A. This was again a deliberate political choice to close their eyes, ears and hearts, and not see, hear or feel the groaning of the masses, whose situation is unconscionable.
They said they could not squeeze blood from stones. But they didn’t hesitate to write checks of up to $5,000 apiece to buy the consciences and votes of the deputies and win a vote of confidence. They prefer to invest in corruption than in the well-being of the poorest.
The hunger riots broke out precisely in reaction to this act of contempt and derision of the masses’ misery. The senate, in reaction to these hunger riots and atrocities reported worldwide, was forced to register the failure of the government=s choices.

Q. The hunger riots which were real and natural reactions of the masses broke out in the wink of an eye in the main cities. Were they inevitable?

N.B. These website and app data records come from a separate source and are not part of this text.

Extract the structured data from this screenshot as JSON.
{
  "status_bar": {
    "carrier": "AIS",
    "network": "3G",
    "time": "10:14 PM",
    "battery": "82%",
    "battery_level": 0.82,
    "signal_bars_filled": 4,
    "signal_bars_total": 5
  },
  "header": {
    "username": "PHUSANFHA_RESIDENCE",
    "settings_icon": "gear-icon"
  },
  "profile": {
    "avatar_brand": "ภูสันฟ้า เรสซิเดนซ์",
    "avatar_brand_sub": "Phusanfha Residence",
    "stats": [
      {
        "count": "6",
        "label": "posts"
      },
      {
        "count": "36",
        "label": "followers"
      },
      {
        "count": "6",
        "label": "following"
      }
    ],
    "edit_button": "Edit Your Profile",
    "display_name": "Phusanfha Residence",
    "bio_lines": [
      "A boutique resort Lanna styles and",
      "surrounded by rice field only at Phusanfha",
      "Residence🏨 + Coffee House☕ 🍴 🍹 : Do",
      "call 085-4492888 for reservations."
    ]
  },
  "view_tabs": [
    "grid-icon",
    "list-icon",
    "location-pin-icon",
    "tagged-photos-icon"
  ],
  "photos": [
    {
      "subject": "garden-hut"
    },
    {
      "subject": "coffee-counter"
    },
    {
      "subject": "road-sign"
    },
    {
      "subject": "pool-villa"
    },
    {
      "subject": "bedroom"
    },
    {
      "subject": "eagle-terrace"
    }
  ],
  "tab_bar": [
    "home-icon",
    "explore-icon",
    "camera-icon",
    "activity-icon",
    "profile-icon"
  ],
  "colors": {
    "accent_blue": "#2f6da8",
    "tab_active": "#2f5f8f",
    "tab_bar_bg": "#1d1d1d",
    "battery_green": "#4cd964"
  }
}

A. When you tell people to lie down and starve, what kind of answer do you expect? They will rise even against bullets. When in the Central Plateau you insult them with, “I can’t perform miracles. Go demonstrate and invite me, so I can demonstrate with you.” Even though these are the people who voted for you as the one who would defend their interests. When you can’t hear them, they will come and make you hear. When the people of the Nord-Est sent Senator Boulos to say that they were hungry, you have no response.

But there was an appropriate response:

  • Lower the cost of rice

  • Get microcredits to the market women

  • Subsidize agricultural inputs for the peasants.

That is a political choice, the choice to do nothing. To do nothing in this case is as bad as to do harm.

Q. Certainly, the acts of violence, the looting, arson, attacks and thievery are to be condemned. But why does the government of Preval/Alexis and its supporters try at any cost to minimize the authenticity of the anger of the masses by only emphasizing insinuations of infiltration of the hunger riots by drug dealers and smugglers?

A. Yes, absolutely these acts are to be condemned. The more so since those were professional vandals who began on Tuesday morning in Port-au-Prince, guided by shadowy forces to exploit political opportunity, as we have noted.

Once more proof of irresponsibility! If you say you know which sector is responsible for the vandalism why don’t you stop them? When this sector which you know well was finished destroying the roads, public buildings and devastating the belongings of those who were specifically targeted, you did not apprehend them. It only ended, too late, when the destruction became too scandalous and you indicated it was time to stop the atrocities. And in fact this sector which you know well obeyed your orders instantly. What does this mean? This sector has impunity and protection from you as it carries out your orders.

You have said you won’t compensate anyone for the damage they have suffered. Do you think that any enterpreneurs will take the risk to invest to create new jobs? Who can invest in such a situation? Only the drug dealers, perhaps.


(Partial text. It will be finished tomorrow.)